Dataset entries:
+---+
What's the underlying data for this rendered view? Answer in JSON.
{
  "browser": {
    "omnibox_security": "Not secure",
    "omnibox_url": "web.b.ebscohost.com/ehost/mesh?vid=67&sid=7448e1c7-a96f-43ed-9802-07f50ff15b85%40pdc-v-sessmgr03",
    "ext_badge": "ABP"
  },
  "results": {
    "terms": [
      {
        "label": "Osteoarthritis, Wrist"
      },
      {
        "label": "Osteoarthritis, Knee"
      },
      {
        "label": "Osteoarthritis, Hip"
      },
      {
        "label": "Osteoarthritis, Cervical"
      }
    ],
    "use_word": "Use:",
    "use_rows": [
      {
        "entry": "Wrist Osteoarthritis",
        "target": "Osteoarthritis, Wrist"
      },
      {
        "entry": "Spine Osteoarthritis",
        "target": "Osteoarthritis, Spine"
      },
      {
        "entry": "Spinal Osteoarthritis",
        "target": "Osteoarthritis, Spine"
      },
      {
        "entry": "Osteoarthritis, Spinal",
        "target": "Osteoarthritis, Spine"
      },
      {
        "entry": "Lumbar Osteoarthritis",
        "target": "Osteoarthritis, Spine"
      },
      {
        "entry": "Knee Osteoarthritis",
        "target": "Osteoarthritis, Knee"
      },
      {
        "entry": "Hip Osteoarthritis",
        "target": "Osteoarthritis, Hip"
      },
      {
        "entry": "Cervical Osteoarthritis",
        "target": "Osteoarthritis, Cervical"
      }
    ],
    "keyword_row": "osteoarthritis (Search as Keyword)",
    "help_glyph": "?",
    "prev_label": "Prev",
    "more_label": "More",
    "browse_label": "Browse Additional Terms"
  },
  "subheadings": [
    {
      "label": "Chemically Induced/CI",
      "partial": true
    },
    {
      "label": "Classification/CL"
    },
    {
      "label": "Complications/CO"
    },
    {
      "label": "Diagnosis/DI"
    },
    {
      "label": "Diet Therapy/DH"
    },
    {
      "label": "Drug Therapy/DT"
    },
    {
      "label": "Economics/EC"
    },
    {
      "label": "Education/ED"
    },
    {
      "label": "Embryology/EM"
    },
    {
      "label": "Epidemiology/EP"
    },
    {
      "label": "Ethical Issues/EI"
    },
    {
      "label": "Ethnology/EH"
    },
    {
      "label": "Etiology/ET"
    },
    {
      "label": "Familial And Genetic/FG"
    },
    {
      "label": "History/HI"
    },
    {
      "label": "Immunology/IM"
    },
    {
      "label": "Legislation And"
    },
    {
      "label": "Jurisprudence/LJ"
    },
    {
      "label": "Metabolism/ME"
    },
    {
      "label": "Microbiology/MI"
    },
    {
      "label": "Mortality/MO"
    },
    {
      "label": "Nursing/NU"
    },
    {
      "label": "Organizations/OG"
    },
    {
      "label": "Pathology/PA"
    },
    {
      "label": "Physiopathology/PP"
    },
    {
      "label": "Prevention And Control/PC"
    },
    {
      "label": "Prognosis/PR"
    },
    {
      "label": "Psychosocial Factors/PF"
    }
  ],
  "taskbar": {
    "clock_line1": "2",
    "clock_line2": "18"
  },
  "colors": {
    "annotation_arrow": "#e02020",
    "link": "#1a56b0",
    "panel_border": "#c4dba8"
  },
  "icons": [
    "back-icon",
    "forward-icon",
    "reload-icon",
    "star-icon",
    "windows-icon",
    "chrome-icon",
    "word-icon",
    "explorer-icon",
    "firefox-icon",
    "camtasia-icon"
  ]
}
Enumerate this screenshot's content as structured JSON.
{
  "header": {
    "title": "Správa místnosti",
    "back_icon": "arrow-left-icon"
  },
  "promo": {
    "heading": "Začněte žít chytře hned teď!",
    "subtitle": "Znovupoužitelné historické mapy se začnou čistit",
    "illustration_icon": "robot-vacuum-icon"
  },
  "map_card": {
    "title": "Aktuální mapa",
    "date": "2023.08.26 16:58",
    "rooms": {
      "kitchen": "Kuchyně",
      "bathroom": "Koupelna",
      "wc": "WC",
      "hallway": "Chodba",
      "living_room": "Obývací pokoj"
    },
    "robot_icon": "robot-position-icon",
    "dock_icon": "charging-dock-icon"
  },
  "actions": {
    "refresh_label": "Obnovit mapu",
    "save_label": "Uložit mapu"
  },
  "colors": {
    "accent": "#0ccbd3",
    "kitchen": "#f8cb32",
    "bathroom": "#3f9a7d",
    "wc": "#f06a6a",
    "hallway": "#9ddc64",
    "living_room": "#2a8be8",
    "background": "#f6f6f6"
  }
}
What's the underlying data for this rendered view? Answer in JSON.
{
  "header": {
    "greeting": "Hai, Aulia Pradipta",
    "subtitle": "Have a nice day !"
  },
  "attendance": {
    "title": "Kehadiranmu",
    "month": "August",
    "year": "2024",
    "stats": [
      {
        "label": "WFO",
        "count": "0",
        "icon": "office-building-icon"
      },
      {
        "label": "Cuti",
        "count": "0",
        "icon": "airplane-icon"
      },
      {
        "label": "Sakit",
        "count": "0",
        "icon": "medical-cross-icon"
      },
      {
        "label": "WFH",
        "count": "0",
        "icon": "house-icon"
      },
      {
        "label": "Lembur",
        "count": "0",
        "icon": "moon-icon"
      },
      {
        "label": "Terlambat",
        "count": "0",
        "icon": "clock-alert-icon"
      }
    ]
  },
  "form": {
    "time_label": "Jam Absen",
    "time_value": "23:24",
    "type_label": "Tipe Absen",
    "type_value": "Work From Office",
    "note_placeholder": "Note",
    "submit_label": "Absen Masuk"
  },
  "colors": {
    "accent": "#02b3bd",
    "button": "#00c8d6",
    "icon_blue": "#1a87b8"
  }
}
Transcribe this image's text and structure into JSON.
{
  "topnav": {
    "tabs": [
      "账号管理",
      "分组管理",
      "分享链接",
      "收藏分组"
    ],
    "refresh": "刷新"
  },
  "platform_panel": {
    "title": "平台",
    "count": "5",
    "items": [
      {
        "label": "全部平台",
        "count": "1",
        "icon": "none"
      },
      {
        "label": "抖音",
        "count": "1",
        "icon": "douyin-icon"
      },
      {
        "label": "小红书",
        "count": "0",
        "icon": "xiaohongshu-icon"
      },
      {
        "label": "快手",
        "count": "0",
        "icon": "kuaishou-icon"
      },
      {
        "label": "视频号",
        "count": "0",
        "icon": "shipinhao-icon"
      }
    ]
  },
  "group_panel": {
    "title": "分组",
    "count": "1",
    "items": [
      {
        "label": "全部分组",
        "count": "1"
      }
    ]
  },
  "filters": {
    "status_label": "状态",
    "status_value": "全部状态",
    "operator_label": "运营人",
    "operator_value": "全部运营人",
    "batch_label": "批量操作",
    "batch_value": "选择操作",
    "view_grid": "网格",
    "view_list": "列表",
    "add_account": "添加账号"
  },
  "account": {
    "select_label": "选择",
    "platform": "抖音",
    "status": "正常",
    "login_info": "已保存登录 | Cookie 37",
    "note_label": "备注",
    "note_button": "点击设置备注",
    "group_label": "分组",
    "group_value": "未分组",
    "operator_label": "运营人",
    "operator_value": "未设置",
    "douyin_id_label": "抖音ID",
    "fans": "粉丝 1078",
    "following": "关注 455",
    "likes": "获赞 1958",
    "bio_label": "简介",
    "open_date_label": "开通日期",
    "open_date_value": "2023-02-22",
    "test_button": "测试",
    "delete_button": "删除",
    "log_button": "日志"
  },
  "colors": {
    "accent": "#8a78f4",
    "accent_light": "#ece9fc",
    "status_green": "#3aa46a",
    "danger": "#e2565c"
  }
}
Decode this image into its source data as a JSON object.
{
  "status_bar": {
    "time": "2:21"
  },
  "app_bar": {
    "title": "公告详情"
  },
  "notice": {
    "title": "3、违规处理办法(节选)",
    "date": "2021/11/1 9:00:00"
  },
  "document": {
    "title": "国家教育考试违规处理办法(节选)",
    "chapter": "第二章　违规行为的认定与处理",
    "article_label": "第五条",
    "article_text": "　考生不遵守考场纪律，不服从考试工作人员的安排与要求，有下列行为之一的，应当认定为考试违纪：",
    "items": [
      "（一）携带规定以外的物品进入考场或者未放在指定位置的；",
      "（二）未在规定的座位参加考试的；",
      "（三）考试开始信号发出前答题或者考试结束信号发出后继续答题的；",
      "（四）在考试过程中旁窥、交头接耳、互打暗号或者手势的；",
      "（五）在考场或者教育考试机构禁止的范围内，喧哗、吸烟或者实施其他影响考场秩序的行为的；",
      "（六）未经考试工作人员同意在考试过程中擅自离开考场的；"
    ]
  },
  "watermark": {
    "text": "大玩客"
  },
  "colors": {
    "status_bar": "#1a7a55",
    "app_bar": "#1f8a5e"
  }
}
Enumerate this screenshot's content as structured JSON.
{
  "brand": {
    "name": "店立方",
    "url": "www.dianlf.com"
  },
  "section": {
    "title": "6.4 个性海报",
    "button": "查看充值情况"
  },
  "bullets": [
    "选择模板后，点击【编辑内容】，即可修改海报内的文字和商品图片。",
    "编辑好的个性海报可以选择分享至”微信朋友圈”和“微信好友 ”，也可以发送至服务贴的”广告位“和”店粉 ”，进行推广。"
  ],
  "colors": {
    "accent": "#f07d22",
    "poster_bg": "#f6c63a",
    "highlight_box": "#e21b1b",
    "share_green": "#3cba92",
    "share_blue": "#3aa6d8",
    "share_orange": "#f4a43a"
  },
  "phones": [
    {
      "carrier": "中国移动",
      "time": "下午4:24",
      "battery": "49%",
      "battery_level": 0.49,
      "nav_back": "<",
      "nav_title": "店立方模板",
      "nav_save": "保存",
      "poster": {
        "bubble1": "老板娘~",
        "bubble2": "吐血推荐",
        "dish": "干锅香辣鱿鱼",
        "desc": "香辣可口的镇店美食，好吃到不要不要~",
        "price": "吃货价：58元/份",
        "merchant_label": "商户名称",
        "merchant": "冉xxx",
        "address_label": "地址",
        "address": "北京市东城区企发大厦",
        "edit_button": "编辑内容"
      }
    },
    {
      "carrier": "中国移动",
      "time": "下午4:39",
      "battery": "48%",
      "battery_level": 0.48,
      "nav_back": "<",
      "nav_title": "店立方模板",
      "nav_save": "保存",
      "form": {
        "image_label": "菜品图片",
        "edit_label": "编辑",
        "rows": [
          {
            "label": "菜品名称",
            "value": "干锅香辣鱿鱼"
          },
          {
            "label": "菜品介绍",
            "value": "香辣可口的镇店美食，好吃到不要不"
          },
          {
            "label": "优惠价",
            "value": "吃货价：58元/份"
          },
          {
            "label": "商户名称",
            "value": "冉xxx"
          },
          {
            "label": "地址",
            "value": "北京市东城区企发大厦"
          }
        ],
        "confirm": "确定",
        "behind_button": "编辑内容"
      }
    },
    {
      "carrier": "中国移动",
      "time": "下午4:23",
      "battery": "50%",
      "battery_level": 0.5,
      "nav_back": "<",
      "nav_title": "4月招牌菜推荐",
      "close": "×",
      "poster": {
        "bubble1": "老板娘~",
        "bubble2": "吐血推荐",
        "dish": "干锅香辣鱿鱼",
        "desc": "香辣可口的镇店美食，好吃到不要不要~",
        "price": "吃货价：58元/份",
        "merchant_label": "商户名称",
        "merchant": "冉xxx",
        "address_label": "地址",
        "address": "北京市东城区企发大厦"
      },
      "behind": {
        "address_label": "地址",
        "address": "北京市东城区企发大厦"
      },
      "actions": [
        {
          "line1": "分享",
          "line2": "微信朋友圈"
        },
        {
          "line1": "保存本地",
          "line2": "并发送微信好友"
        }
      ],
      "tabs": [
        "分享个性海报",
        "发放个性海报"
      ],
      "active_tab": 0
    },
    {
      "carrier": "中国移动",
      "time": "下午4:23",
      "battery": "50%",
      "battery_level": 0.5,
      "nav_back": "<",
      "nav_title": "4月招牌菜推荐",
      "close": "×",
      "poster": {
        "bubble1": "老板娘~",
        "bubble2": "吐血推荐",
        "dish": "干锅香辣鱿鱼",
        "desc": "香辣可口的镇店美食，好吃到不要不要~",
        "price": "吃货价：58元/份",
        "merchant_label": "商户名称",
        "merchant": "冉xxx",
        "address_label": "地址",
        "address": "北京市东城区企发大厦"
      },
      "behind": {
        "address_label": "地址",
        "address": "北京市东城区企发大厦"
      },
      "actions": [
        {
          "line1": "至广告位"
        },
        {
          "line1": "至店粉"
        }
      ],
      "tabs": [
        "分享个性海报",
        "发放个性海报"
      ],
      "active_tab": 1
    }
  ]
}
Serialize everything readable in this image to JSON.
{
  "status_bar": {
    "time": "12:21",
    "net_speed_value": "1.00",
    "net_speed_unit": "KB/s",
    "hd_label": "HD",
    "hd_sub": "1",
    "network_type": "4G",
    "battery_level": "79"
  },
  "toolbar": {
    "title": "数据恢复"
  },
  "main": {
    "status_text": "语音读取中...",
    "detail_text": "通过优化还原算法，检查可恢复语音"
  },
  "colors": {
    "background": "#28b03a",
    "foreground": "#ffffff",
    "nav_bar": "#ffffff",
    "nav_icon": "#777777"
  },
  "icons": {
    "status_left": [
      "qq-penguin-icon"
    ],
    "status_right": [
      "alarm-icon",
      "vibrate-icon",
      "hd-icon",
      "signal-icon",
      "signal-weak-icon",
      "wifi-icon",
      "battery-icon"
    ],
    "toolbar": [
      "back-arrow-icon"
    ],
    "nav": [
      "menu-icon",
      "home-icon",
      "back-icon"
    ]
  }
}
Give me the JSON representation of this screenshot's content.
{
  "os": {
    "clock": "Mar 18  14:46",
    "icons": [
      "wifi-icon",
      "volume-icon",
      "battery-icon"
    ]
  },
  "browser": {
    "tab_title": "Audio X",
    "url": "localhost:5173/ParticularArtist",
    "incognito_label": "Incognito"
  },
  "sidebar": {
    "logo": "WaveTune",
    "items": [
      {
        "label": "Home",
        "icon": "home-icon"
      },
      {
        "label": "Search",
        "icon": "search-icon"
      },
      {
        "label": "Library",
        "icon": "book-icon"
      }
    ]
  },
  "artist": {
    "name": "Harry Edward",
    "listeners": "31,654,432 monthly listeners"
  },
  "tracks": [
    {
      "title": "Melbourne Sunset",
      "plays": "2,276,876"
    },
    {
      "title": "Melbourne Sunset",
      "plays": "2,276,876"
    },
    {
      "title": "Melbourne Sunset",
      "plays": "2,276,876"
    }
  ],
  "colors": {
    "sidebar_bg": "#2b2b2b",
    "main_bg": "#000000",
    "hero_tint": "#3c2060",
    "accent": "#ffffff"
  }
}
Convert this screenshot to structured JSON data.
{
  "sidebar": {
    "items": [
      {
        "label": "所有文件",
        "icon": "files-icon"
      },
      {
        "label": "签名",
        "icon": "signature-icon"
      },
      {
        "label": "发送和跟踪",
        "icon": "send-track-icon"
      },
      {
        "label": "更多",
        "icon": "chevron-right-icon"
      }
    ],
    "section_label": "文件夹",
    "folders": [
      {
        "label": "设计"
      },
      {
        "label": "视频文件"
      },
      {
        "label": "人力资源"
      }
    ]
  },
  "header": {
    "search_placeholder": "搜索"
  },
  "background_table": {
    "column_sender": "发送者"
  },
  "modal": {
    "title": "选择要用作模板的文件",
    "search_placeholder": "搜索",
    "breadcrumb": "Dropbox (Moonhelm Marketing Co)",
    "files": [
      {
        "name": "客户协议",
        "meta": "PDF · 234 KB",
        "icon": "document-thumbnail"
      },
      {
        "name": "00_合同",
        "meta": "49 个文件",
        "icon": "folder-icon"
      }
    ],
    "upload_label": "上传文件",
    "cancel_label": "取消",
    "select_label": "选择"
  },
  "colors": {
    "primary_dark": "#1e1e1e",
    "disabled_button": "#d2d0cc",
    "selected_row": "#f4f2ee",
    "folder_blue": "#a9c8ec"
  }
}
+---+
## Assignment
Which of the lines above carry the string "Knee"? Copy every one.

## Answer space
        "label": "Osteoarthritis, Knee"
        "entry": "Knee Osteoarthritis",
        "target": "Osteoarthritis, Knee"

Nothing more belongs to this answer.